Such a withdrawal, the study says, “would cost retailers and consumers up to $16 billion a year and lead to the loss of 128,000 retail-related jobs over the next three years … The study finds that withdrawing from NAFTA would subject retail imports to $5.3 billion in annual tariffs that would that would most likely be passed along to consumers in the form of higher prices.

“Food and beverages sold at grocery stores would see the biggest hit at $2.7 billion, followed by apparel and footwear at $501 million, electronics and appliances at $390 million, household goods at $498 million and auto parts at $240 million. The remainder would come from the “flow-through” costs of tariffs imposed on other industries that would drive up retailers’ costs for services such as transportation.”

“This report helps illustrate how – thanks in part to our expanded trade with Mexico and Canada – U.S. grocery shoppers can wander the produce section in January and take home groceries to allow them to eat like it’s a June day,” says FMI president/CEO Leslie G. Sarasin. “Customers are accustomed to this type of access to fresh products and increasingly demand it in their efforts to make healthy choices.”

And RILA’s president, Sandra Kennedy, adds: “This report confirms that leaving NAFTA puts American jobs, family budgets and the entire North American economy at risk. We encourage the administration to modernize and preserve NAFTA to support the millions of American jobs along the supply chain that rely upon free and fair trade.”

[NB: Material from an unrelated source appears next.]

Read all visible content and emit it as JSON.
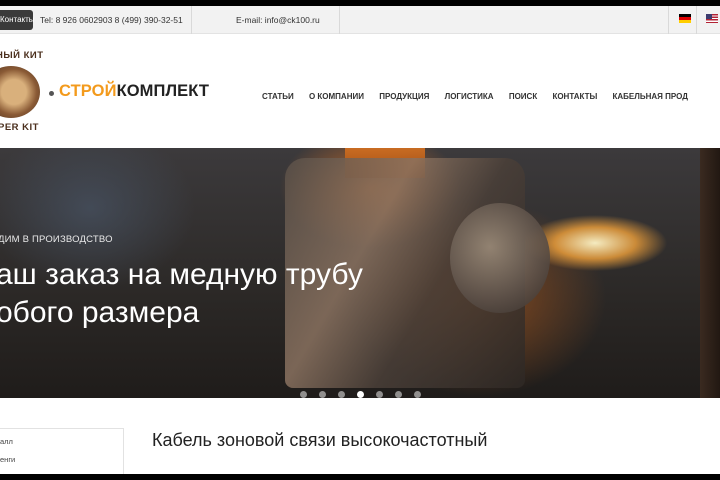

CNBC is reporting that NAFTA negotiations are in a make-or-break period, “as ministers from Canada, the United States, and Mexico seek to resolve an impasse in key areas before elections in Mexico and the United States complicate the process.”
KC's View:
I agree with the three retailing groups, but I wouldn’t bet any serious money that we’re going to stay in NAFTA. It just doesn’t seem likely, though maybe I’ll be surprised.